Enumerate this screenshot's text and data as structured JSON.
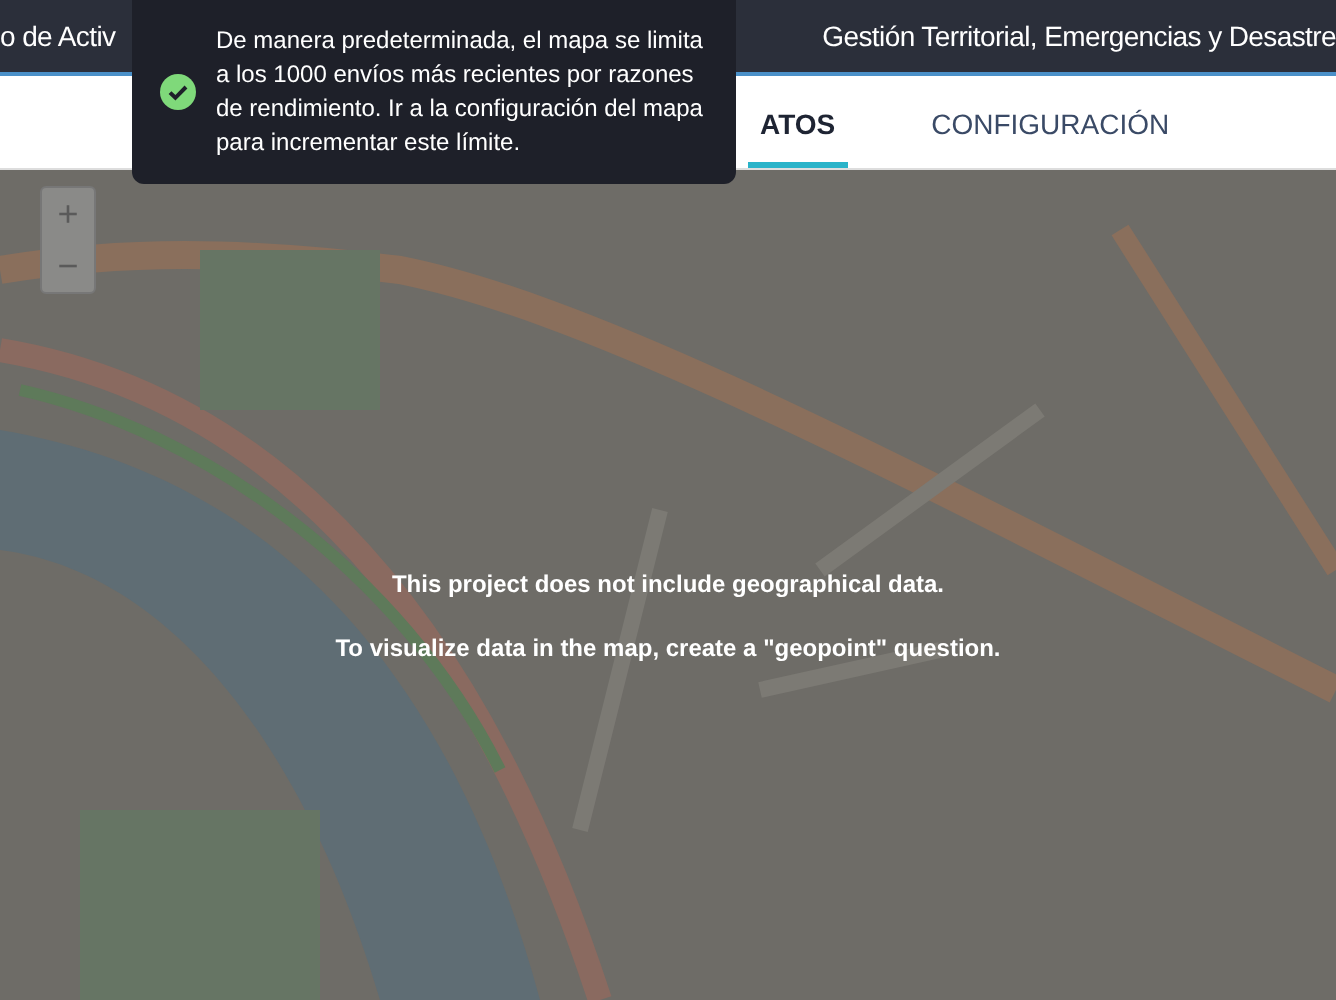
{
  "header": {
    "title_parts": [
      "o de Activ",
      "Gestión Territorial, Emergencias y Desastre"
    ]
  },
  "tabs": [
    {
      "label": "ATOS",
      "selected": true
    },
    {
      "label": "CONFIGURACIÓN",
      "selected": false
    }
  ],
  "toast": {
    "kind": "success",
    "message": "De manera predeterminada, el mapa se limita a los 1000 envíos más recientes por razones de rendimiento. Ir a la configuración del mapa para incrementar este límite."
  },
  "map": {
    "zoom_controls": [
      "+",
      "−"
    ],
    "messages": [
      "This project does not include geographical data.",
      "To visualize data in the map, create a \"geopoint\" question."
    ]
  }
}
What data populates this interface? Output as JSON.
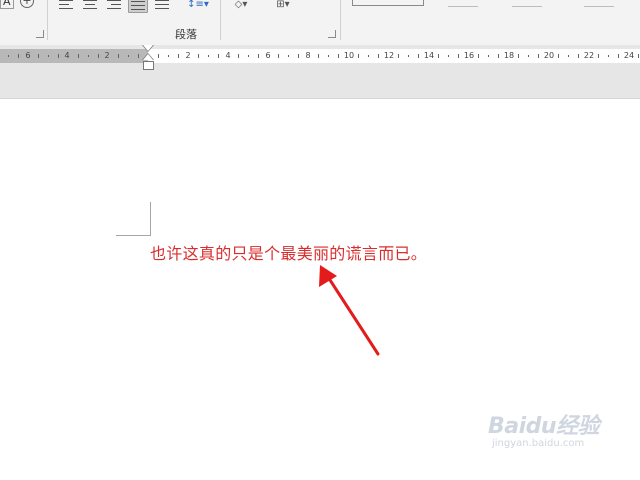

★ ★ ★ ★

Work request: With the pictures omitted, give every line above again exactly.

Solution:
Enumerate this screenshot's text and data as structured JSON.
{
  "header": {
    "title_parts": [
      "o de Activ",
      "Gestión Territorial, Emergencias y Desastre"
    ]
  },
  "tabs": [
    {
      "label": "ATOS",
      "selected": true
    },
    {
      "label": "CONFIGURACIÓN",
      "selected": false
    }
  ],
  "toast": {
    "kind": "success",
    "message": "De manera predeterminada, el mapa se limita a los 1000 envíos más recientes por razones de rendimiento. Ir a la configuración del mapa para incrementar este límite."
  },
  "map": {
    "zoom_controls": [
      "+",
      "−"
    ],
    "messages": [
      "This project does not include geographical data.",
      "To visualize data in the map, create a \"geopoint\" question."
    ]
  }
}
What data populates this interface? Output as JSON.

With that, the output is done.